The Language object handles all readable text produced by the software. The most used function is getMessage(), usually called with the wrapper function wfMsg() which calls that method on the global language object. It just returns a piece of text given a text key. It is recommended that you use each key only once – bits of text in different contexts that happen to be identical in English may not be in other languages, so it's better to add new keys than to reuse them a lot. Likewise, if there is text that gets combined with things like names and titles, it is better to put markers like "$1" inside a piece of text and use str_replace() than to compose such messages in code, because their order may change in other languages too. While the system is running, there will be one global language object, which will be a subtype of Language.
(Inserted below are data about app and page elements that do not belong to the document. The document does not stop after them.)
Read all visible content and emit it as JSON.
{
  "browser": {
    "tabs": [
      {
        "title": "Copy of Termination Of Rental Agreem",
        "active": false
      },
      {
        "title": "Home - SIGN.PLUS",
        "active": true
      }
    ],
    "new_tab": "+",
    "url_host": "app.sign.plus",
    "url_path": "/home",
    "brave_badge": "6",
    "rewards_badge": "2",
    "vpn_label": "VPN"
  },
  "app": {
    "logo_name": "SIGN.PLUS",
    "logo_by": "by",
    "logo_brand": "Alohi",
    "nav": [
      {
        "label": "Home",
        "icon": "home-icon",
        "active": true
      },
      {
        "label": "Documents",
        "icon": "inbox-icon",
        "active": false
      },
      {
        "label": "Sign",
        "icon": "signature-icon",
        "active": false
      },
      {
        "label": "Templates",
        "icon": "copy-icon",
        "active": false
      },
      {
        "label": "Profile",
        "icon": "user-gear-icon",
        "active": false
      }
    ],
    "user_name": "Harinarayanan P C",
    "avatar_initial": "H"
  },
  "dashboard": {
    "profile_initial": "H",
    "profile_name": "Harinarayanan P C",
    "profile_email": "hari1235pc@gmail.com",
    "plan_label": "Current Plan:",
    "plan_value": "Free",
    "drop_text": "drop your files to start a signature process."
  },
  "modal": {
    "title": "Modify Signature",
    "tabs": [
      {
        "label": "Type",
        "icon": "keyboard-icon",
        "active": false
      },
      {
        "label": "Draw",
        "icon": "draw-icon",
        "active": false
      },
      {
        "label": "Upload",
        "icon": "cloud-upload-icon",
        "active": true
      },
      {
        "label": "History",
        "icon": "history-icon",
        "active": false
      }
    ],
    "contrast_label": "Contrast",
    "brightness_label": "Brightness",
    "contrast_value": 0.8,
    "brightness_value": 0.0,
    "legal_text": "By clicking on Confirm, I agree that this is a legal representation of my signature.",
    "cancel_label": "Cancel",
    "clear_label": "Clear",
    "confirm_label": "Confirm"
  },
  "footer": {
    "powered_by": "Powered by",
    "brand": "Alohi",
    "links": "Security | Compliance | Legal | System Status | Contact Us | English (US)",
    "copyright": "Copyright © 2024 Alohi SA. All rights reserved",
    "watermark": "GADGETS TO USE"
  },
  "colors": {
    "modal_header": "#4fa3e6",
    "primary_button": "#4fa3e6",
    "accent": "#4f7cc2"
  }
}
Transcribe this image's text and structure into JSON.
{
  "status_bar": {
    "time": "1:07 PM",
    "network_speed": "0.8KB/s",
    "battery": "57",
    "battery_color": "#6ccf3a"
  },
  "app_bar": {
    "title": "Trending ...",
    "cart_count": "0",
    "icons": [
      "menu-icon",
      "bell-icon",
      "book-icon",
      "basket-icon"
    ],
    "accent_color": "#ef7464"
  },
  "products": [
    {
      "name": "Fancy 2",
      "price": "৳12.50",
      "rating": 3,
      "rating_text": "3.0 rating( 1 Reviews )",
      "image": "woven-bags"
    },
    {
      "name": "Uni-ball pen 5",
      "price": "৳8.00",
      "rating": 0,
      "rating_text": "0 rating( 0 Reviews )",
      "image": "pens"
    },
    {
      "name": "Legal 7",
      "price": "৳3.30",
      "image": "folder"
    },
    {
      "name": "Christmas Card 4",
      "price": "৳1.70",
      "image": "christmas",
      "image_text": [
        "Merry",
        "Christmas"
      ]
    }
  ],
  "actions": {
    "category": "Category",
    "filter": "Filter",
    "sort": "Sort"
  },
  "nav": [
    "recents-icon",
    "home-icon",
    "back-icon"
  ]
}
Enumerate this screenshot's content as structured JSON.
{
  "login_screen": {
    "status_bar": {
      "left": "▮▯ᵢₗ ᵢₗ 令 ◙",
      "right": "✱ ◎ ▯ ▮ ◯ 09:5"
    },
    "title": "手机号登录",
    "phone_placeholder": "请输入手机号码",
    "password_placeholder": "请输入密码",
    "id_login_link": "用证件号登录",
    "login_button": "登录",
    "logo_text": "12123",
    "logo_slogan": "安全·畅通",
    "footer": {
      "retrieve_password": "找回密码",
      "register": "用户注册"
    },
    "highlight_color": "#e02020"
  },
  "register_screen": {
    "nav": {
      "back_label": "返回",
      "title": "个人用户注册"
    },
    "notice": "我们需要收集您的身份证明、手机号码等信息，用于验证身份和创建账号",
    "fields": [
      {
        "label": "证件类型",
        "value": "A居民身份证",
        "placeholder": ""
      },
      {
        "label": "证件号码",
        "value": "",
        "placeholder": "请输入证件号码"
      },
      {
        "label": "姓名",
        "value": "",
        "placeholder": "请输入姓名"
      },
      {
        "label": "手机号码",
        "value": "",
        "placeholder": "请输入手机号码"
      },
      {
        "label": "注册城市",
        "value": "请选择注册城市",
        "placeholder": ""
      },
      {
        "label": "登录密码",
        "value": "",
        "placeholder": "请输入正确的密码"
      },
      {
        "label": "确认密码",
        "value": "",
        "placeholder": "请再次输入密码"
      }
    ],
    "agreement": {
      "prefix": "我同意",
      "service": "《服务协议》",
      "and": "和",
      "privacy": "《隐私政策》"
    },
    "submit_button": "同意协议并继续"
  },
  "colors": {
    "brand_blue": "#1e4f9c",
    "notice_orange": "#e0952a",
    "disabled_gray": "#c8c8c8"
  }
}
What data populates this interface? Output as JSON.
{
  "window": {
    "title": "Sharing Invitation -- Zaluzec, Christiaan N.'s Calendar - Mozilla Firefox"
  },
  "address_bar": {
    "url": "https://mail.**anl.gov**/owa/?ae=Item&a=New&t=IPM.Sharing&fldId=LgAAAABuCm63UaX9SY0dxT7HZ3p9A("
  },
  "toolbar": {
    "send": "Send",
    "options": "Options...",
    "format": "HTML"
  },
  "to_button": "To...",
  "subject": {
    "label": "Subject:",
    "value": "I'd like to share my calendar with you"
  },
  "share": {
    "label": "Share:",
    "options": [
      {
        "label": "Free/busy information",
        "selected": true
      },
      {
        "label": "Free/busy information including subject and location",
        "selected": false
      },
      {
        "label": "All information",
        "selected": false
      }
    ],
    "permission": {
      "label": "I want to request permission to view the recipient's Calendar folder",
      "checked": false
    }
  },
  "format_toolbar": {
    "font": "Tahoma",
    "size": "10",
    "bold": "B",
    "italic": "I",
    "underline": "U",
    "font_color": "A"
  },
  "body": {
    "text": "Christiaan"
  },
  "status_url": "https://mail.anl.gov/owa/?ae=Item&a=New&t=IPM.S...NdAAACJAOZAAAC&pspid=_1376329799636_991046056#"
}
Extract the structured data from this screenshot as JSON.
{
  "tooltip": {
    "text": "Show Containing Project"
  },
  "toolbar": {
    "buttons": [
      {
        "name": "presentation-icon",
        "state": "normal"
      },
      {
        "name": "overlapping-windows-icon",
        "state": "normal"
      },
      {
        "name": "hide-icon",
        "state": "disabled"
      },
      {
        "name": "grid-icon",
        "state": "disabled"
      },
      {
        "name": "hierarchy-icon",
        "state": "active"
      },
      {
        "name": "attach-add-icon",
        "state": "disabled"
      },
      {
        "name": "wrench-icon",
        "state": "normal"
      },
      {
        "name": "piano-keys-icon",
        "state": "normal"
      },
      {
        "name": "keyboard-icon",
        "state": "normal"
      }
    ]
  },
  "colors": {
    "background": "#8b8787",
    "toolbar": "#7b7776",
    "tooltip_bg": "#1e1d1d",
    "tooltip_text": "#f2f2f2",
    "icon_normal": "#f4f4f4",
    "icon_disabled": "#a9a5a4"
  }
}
The methods in these objects will return the native text requested if available, otherwise they fall back to sending English text (which is why the LanguageEn object has no code at all--it just inherits the English defaults of the Language base class). The names of the namespaces are also contained in the language object, though the numbers are fixed.
- 2005-06-13 Transcribed from docs for MediaWiki version 1.4.5